connect us and give us a vehicle to gather and be a sisterhood of women. I know
we all appreciate her time and effort to make these events happen. I
had always been inspired by her ability to maintain balance and a sense
of well-being as a parent and Day Home Business Owner. I asked her if
she would be my first interview for today’s blog about Parenting.
The Perfect Balance: An Interview with Erin about Parenting
Here is the script:
Emily: Do you feel you achieve balance as a parent?
Erin: My husband and I are equal partners; employment, housework, cooking
caring for the kids-all of it. We also both have hobbies that we pursue outside
the home so there is no jealousy or guilt if one of us does something alone. There
is an equal balance for both of us.
Emily: How important are your friendships in keeping you balanced?
Erin: Having a network of friends allows more opportunity to balance my
life; I have a diverse friendship group. Each woman provides me with a different
type of relationship. Each one plays an important role in my life.
Emily: Is it difficult to work at home with 7 or more children all day?
Erin: I never feel overwhelmed with it because I always have some time
with friends, an event, a party, a girl’s night to plan or look forward to.
The knowledge of this keeps me going and it keeps me out of my funk.
Emily: What would your life look like without this circle of friends?
Erin: I would feel depressed, trapped…In the past I didn’t have a network
of friends and I was on anti-depressants. I was a ‘young mother who never
went out’. When I first moved to this town I was uncomfortable with my
body, this made me self conscious and I retreated within myself, afraid to
approach other moms. Some of the moms in this town seemed unusually pulled
together. I definitely felt like I could’t approach.
Emily: When did things change for you? What was the turning point?
Erin: I lost weight and had a total transformation; then I began my
“Friend Mission”. My new found confidence gave me the courage to
seek out friendships. Here’s how it went; I would see her across the
crowded playground and say to myself “she’s gonna be a friend.”
It worked about 50% of the time.
Emily: What made these women approachable?
Erin: Part of it was that I changed. I even went off the anti-depressants
successfully. Here is the Approachable Friend Profile:
1. A little stressed
2. Clothing average, nothing too swanky
3. Hair a bit disheveled
4. Muted make-up
5. A great sense of humor
6. No censor.
As a first impression, these qualities made me feel more comfortable,
like I didn’t have to be afraid I was going to be judged.
Emily: Do you take the time for self care?
Erin: I didn’t before the transformation but now I definitely do.
Going and doing things I love and being with friends are part of
that self care. Caring for myself caused a boost in my confidence and
then I was more approachable as well. I became a happier person.

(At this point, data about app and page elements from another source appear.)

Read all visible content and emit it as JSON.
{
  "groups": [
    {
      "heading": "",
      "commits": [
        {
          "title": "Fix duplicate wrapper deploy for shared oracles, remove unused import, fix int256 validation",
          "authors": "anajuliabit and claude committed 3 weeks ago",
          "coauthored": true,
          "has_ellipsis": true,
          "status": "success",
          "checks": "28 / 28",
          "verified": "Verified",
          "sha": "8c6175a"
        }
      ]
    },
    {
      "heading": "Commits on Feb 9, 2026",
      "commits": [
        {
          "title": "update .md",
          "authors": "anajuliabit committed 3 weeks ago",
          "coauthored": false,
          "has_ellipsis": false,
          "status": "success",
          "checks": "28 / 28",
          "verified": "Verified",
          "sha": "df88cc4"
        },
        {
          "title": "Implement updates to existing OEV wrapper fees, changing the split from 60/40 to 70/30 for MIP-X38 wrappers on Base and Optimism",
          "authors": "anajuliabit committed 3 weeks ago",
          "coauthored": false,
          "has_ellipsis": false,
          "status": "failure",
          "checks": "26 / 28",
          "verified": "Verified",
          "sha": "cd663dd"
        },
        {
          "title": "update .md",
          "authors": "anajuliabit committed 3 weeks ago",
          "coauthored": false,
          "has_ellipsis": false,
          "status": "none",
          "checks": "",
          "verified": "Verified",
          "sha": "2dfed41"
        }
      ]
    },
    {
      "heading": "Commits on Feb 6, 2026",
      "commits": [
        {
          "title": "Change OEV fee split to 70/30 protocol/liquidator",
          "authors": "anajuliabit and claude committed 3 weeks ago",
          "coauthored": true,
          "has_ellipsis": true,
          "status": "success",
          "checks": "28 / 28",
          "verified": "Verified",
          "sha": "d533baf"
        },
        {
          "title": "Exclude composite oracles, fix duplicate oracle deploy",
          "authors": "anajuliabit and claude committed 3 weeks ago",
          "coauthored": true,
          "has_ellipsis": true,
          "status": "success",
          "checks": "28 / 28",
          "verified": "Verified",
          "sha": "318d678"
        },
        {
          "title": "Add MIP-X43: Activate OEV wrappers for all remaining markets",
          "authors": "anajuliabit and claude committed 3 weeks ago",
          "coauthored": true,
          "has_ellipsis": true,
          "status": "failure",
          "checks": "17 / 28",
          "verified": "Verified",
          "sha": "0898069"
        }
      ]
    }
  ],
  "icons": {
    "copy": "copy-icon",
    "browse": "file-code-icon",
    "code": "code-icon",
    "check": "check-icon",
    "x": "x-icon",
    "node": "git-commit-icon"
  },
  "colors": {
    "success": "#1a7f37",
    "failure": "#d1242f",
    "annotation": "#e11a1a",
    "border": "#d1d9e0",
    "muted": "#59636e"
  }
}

Emily: How do you know when ‘the funk’ is coming on?
Erin: I feel tense, snappy, I feel a black cloud over my head,
my eyes are beginning to glaze over, I’m an unresponsive ball of
nothingness on the couch-if it is severe-with a glass of wine or a
half eaten chocolate bar and unintentional dreadlocks.
Some tidbits of our conversation after that:
All parents have stress, sacrifice, issues, fears…It is a universal
feeling. When you put on a mask and conceal the struggles you
may become more isolated and detached-then you become unapproachable
to others. They are afraid to be judged or that they can’t live up to your
ideals of perfection.
Even the seemingly ‘perfect mom’ has the strong desire to reveal
her true self.
As parents we need to band together and support one another.
This helps us achieve the balance we all desire. It is also
very healthy for our children to see us happy and balanced so they too
can achieve it for themselves. Being a martyr can harm not only
ourselves, but can damage our children presently and down the line.
Children have a stronger intuition and are closer to our source than
we are so they sense when we are out of balance.
Parents must stop judging one another and unite, it can be challenging
to balance such a crucial role, but if you do your best at least 80% of the
time, you’re doing well.
A Huge Heartfelt Thank You to Erin:
You are an incredible friend, my life is better for knowing you.
Peace, Love & Namaste